▸ **EXERCISE REQUIREMENTS**
A bare number is the expected answer: the count of lines in the data holding "name".

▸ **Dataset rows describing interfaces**
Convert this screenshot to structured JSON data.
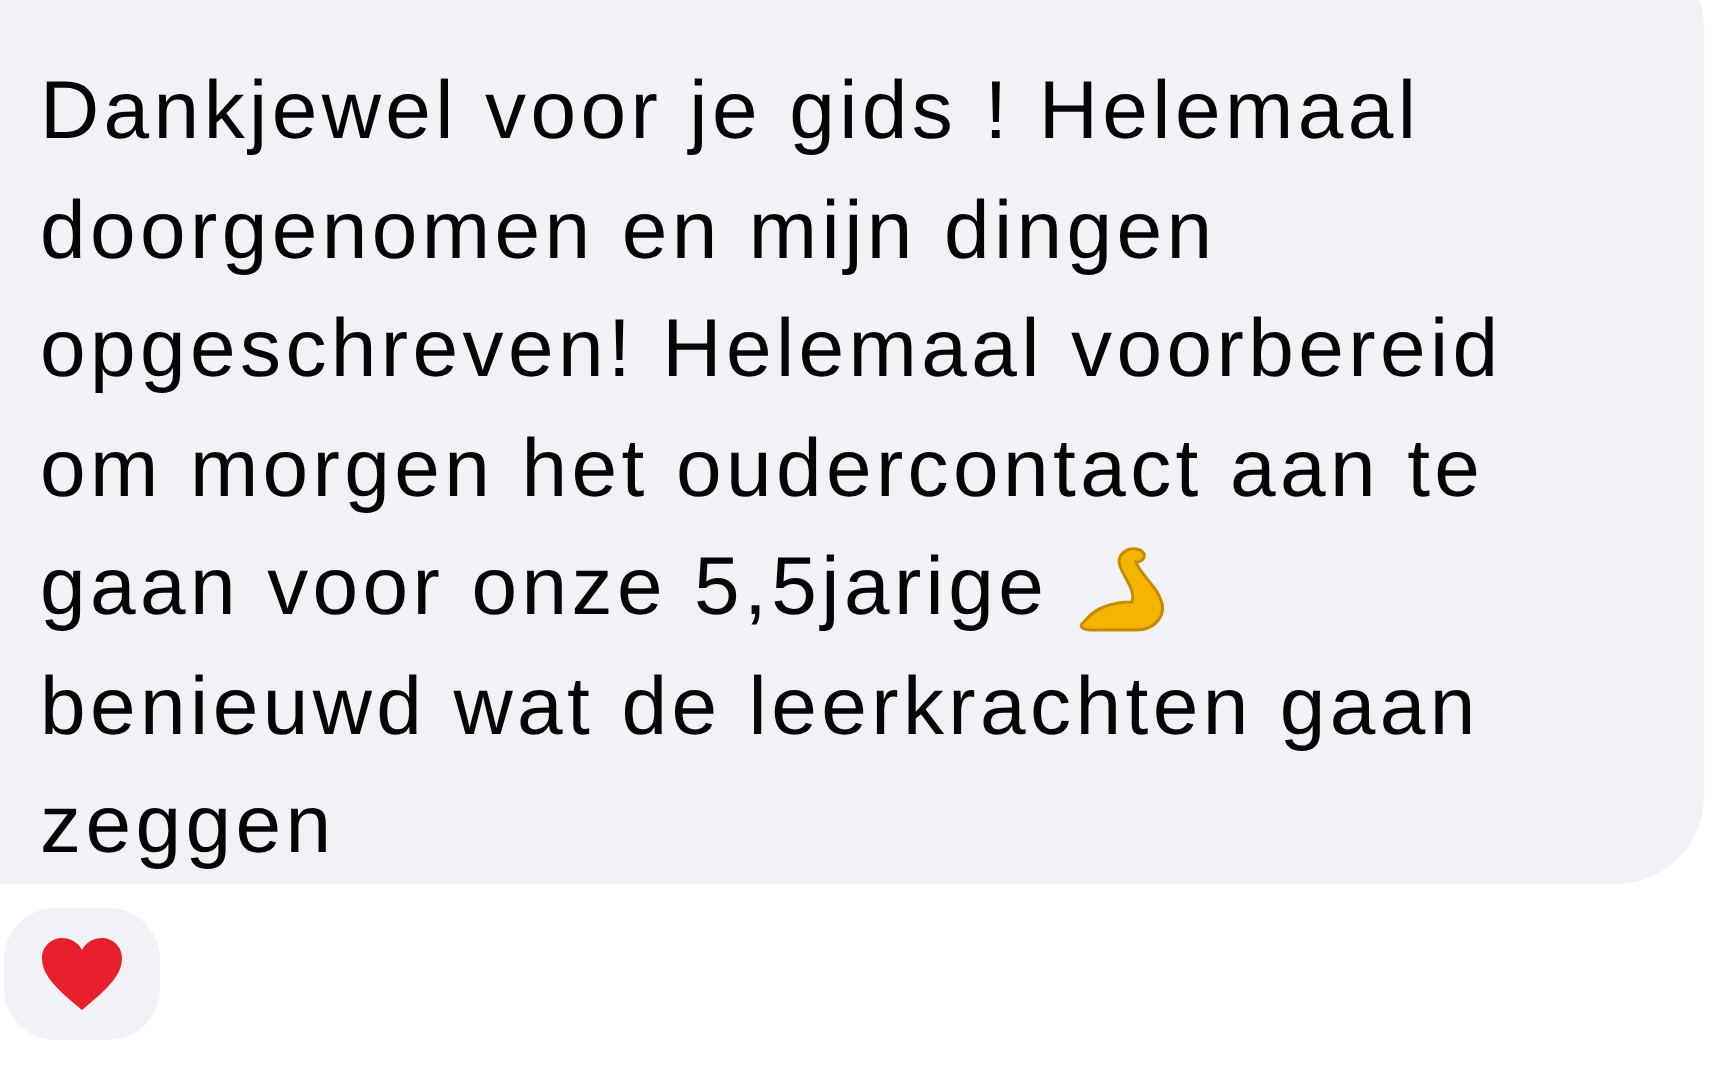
{
  "message": {
    "lines": [
      {
        "text": "Dankjewel voor je gids ! Helemaal",
        "emoji": false
      },
      {
        "text": "doorgenomen en mijn dingen",
        "emoji": false
      },
      {
        "text": "opgeschreven! Helemaal voorbereid",
        "emoji": false
      },
      {
        "text": "om morgen het oudercontact aan te",
        "emoji": false
      },
      {
        "text": "gaan voor onze 5,5jarige",
        "emoji": true
      },
      {
        "text": "benieuwd wat de leerkrachten gaan",
        "emoji": false
      },
      {
        "text": "zeggen",
        "emoji": false
      }
    ]
  }
}
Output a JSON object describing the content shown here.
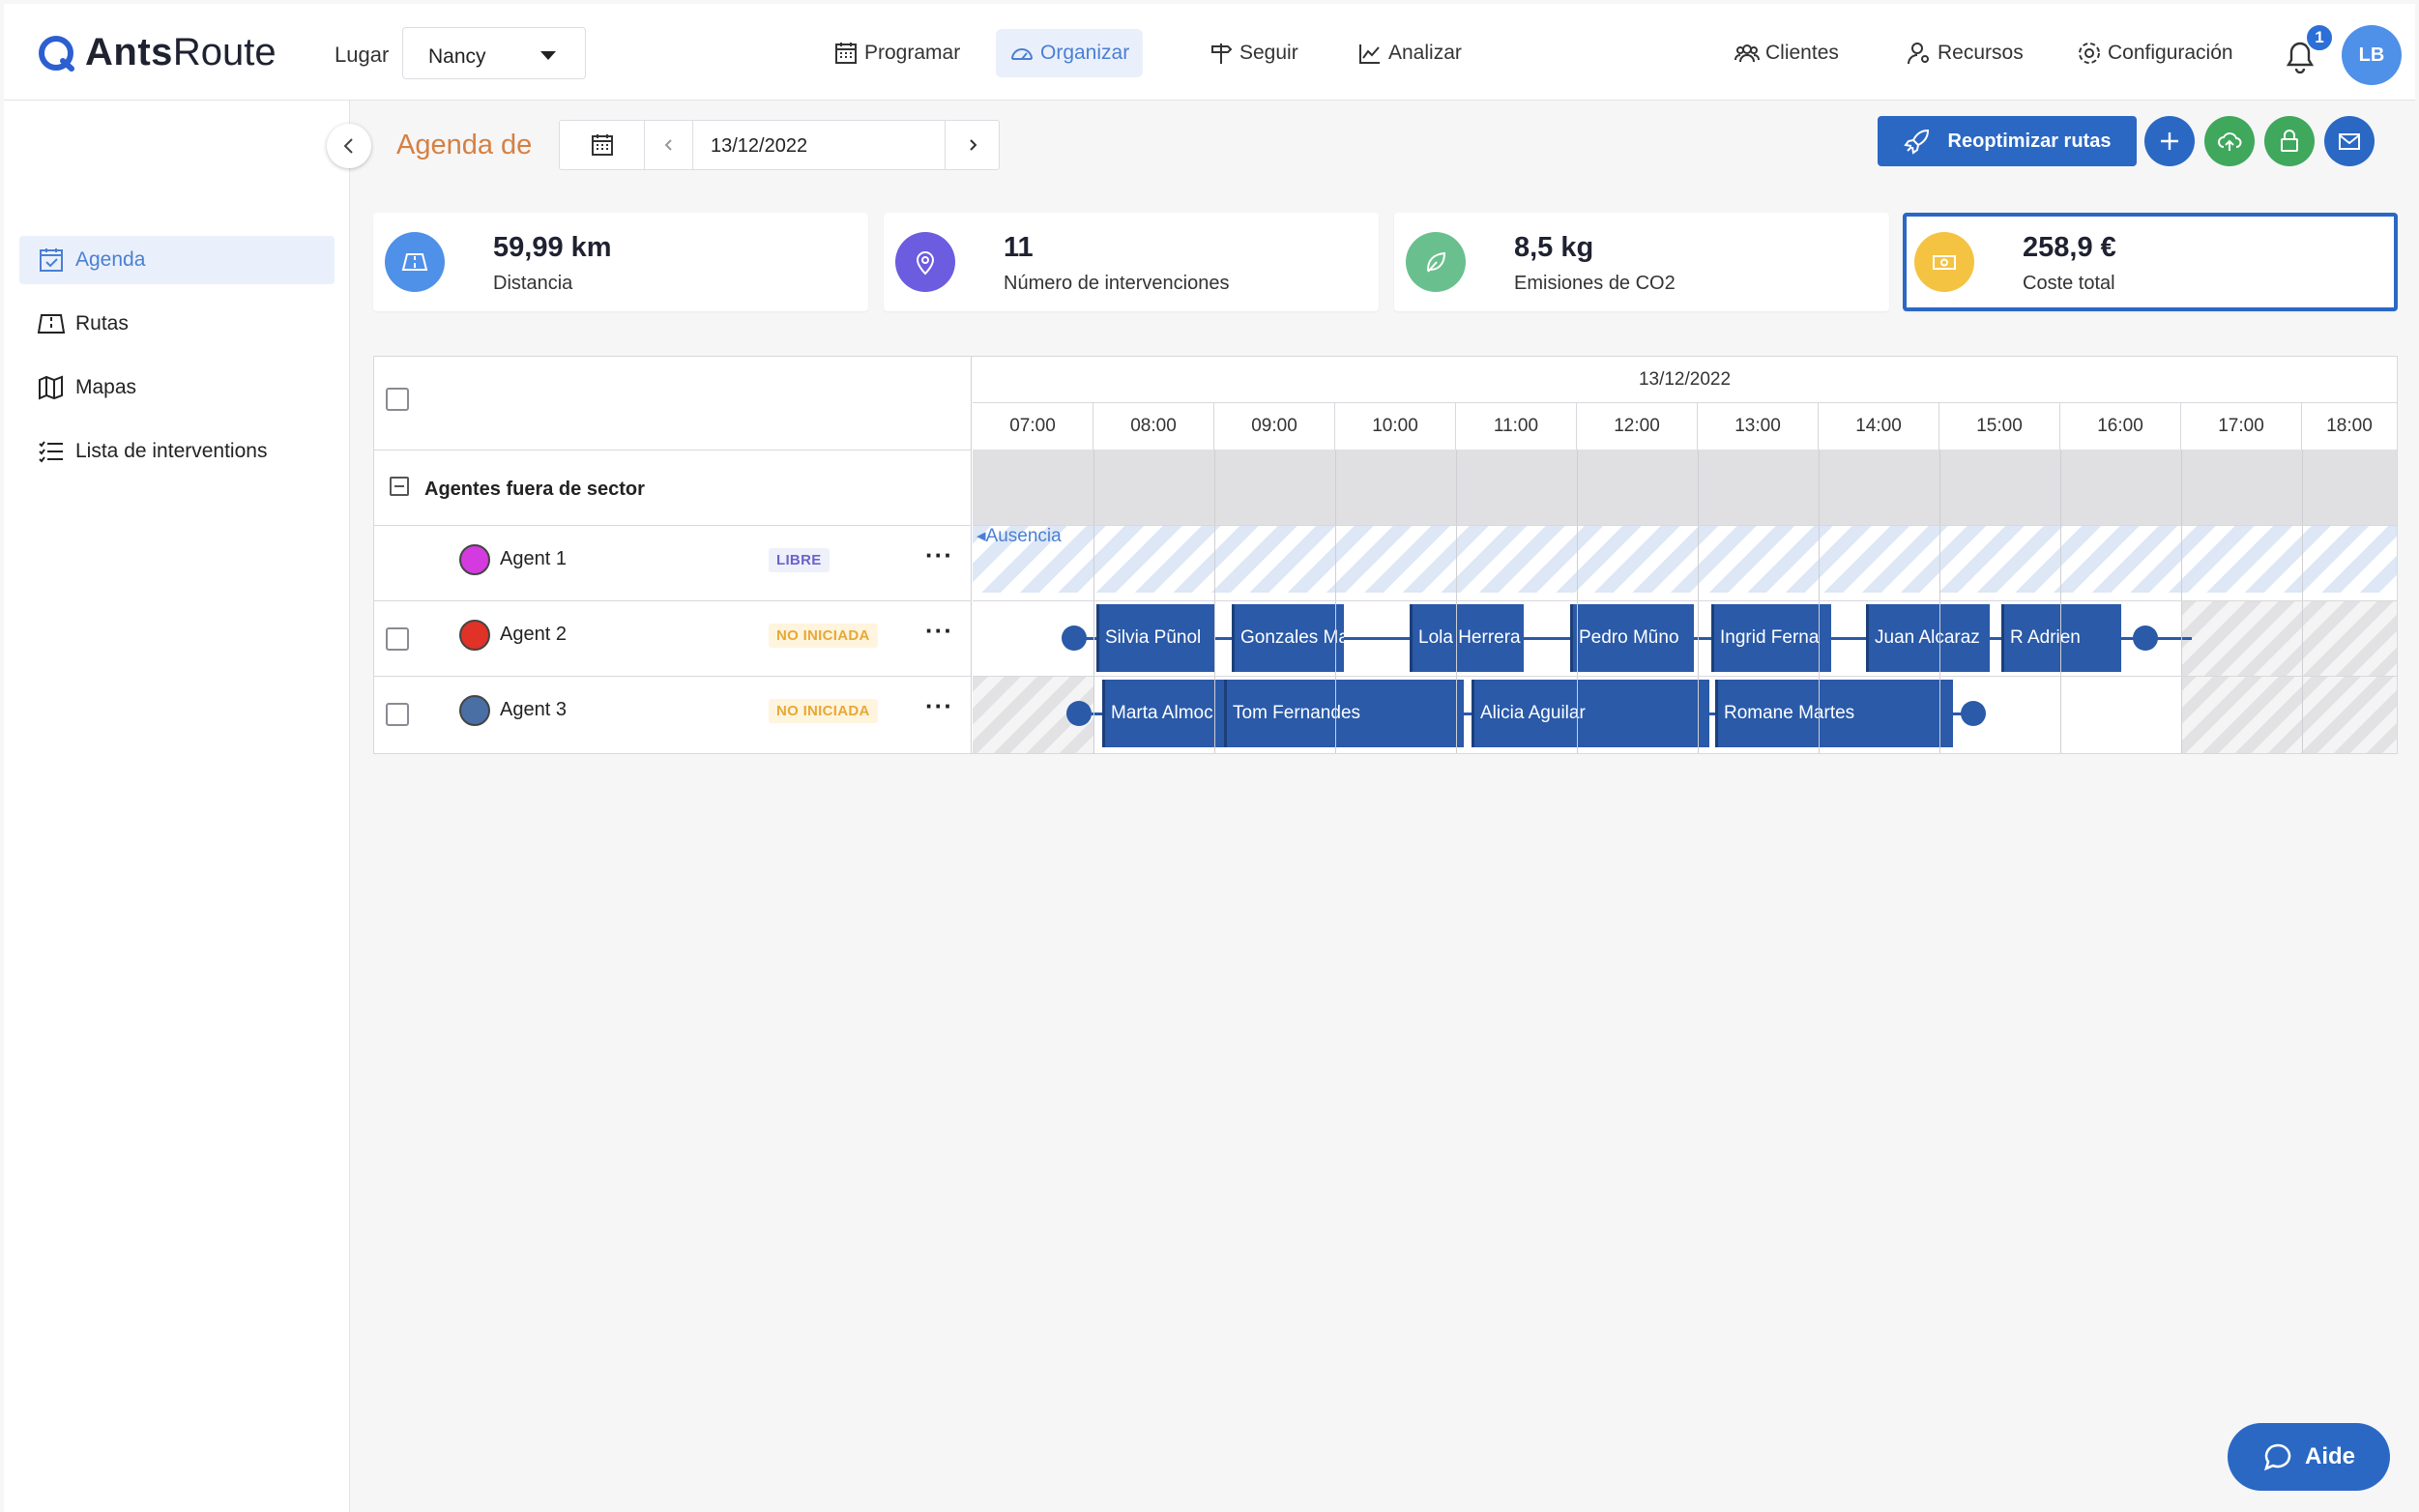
{
  "app": {
    "brand_bold": "Ants",
    "brand_light": "Route"
  },
  "header": {
    "lugar_label": "Lugar",
    "lugar_value": "Nancy",
    "nav": [
      "Programar",
      "Organizar",
      "Seguir",
      "Analizar"
    ],
    "right_nav": [
      "Clientes",
      "Recursos",
      "Configuración"
    ],
    "notifications": "1",
    "user_initials": "LB"
  },
  "sidebar": {
    "items": [
      {
        "label": "Agenda",
        "icon": "calendar-check-icon",
        "active": true
      },
      {
        "label": "Rutas",
        "icon": "route-map-icon"
      },
      {
        "label": "Mapas",
        "icon": "map-icon"
      },
      {
        "label": "Lista de interventions",
        "icon": "list-icon"
      }
    ]
  },
  "toolbar": {
    "title": "Agenda de",
    "date": "13/12/2022",
    "reoptimize_label": "Reoptimizar rutas"
  },
  "stats": [
    {
      "value": "59,99 km",
      "label": "Distancia",
      "icon": "road-icon",
      "color": "#4f90e8"
    },
    {
      "value": "11",
      "label": "Número de intervenciones",
      "icon": "pin-icon",
      "color": "#6b5ce0"
    },
    {
      "value": "8,5 kg",
      "label": "Emisiones de CO2",
      "icon": "leaf-icon",
      "color": "#69c08e"
    },
    {
      "value": "258,9 €",
      "label": "Coste total",
      "icon": "money-icon",
      "color": "#f5c342"
    }
  ],
  "schedule": {
    "date": "13/12/2022",
    "hours": [
      "07:00",
      "08:00",
      "09:00",
      "10:00",
      "11:00",
      "12:00",
      "13:00",
      "14:00",
      "15:00",
      "16:00",
      "17:00",
      "18:00"
    ],
    "group_label": "Agentes fuera de sector",
    "absence_label": "Ausencia",
    "agents": [
      {
        "name": "Agent 1",
        "status": "LIBRE",
        "color": "#d33be0"
      },
      {
        "name": "Agent 2",
        "status": "NO INICIADA",
        "color": "#e03226"
      },
      {
        "name": "Agent 3",
        "status": "NO INICIADA",
        "color": "#4a6fa5"
      }
    ],
    "agent2_tasks": [
      "Silvia Pũnol",
      "Gonzales Ma",
      "Lola Herrera",
      "Pedro Mũno",
      "Ingrid Ferna",
      "Juan Alcaraz",
      "R Adrien"
    ],
    "agent3_tasks": [
      "Marta Almoc",
      "Tom Fernandes",
      "Alicia Aguilar",
      "Romane Martes"
    ]
  },
  "help": {
    "label": "Aide"
  }
}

▸ **SOLUTION FOR THIS EXERCISE**
3